>>>>>

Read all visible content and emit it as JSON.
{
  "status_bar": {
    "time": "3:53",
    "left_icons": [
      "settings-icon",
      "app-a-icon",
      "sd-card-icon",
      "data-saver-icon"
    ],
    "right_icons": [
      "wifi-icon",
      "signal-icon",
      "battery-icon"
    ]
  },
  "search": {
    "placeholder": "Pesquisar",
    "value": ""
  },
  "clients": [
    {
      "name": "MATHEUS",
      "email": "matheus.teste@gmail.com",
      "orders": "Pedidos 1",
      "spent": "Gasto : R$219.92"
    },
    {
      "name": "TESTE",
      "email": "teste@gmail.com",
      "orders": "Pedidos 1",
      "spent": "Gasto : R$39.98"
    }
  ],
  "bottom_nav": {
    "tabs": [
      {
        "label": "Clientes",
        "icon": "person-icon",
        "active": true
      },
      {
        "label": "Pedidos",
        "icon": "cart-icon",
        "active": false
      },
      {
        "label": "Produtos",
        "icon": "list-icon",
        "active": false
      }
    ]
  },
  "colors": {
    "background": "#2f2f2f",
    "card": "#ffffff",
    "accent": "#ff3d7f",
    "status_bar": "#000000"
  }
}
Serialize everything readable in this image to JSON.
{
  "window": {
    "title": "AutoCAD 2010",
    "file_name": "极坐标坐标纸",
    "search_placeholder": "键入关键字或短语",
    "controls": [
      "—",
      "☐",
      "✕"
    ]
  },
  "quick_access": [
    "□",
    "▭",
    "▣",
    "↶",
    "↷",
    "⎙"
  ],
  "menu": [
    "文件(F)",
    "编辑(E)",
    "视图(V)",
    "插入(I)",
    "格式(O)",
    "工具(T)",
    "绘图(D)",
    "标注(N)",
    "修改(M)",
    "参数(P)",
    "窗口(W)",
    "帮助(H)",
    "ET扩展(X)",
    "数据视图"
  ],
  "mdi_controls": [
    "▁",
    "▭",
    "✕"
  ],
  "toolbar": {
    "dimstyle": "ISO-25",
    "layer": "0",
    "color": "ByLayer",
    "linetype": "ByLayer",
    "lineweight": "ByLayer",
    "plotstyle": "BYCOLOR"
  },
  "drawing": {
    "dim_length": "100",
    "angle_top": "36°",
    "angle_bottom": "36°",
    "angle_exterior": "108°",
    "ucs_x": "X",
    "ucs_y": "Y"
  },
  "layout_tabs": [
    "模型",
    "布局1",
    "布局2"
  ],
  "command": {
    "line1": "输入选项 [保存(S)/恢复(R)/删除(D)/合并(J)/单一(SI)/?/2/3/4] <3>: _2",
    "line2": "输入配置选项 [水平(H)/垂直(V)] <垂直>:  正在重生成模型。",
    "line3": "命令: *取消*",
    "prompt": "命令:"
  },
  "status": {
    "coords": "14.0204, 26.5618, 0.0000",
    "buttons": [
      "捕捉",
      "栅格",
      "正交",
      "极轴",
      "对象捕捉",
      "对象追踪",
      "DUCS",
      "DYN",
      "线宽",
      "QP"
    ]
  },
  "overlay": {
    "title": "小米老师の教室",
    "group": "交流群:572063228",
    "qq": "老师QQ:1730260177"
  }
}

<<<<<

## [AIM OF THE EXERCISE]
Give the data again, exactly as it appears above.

## [TASK RESULT]
Read all visible content and emit it as JSON.
{
  "status_bar": {
    "time": "3:53",
    "left_icons": [
      "settings-icon",
      "app-a-icon",
      "sd-card-icon",
      "data-saver-icon"
    ],
    "right_icons": [
      "wifi-icon",
      "signal-icon",
      "battery-icon"
    ]
  },
  "search": {
    "placeholder": "Pesquisar",
    "value": ""
  },
  "clients": [
    {
      "name": "MATHEUS",
      "email": "matheus.teste@gmail.com",
      "orders": "Pedidos 1",
      "spent": "Gasto : R$219.92"
    },
    {
      "name": "TESTE",
      "email": "teste@gmail.com",
      "orders": "Pedidos 1",
      "spent": "Gasto : R$39.98"
    }
  ],
  "bottom_nav": {
    "tabs": [
      {
        "label": "Clientes",
        "icon": "person-icon",
        "active": true
      },
      {
        "label": "Pedidos",
        "icon": "cart-icon",
        "active": false
      },
      {
        "label": "Produtos",
        "icon": "list-icon",
        "active": false
      }
    ]
  },
  "colors": {
    "background": "#2f2f2f",
    "card": "#ffffff",
    "accent": "#ff3d7f",
    "status_bar": "#000000"
  }
}
Serialize everything readable in this image to JSON.
{
  "window": {
    "title": "AutoCAD 2010",
    "file_name": "极坐标坐标纸",
    "search_placeholder": "键入关键字或短语",
    "controls": [
      "—",
      "☐",
      "✕"
    ]
  },
  "quick_access": [
    "□",
    "▭",
    "▣",
    "↶",
    "↷",
    "⎙"
  ],
  "menu": [
    "文件(F)",
    "编辑(E)",
    "视图(V)",
    "插入(I)",
    "格式(O)",
    "工具(T)",
    "绘图(D)",
    "标注(N)",
    "修改(M)",
    "参数(P)",
    "窗口(W)",
    "帮助(H)",
    "ET扩展(X)",
    "数据视图"
  ],
  "mdi_controls": [
    "▁",
    "▭",
    "✕"
  ],
  "toolbar": {
    "dimstyle": "ISO-25",
    "layer": "0",
    "color": "ByLayer",
    "linetype": "ByLayer",
    "lineweight": "ByLayer",
    "plotstyle": "BYCOLOR"
  },
  "drawing": {
    "dim_length": "100",
    "angle_top": "36°",
    "angle_bottom": "36°",
    "angle_exterior": "108°",
    "ucs_x": "X",
    "ucs_y": "Y"
  },
  "layout_tabs": [
    "模型",
    "布局1",
    "布局2"
  ],
  "command": {
    "line1": "输入选项 [保存(S)/恢复(R)/删除(D)/合并(J)/单一(SI)/?/2/3/4] <3>: _2",
    "line2": "输入配置选项 [水平(H)/垂直(V)] <垂直>:  正在重生成模型。",
    "line3": "命令: *取消*",
    "prompt": "命令:"
  },
  "status": {
    "coords": "14.0204, 26.5618, 0.0000",
    "buttons": [
      "捕捉",
      "栅格",
      "正交",
      "极轴",
      "对象捕捉",
      "对象追踪",
      "DUCS",
      "DYN",
      "线宽",
      "QP"
    ]
  },
  "overlay": {
    "title": "小米老师の教室",
    "group": "交流群:572063228",
    "qq": "老师QQ:1730260177"
  }
}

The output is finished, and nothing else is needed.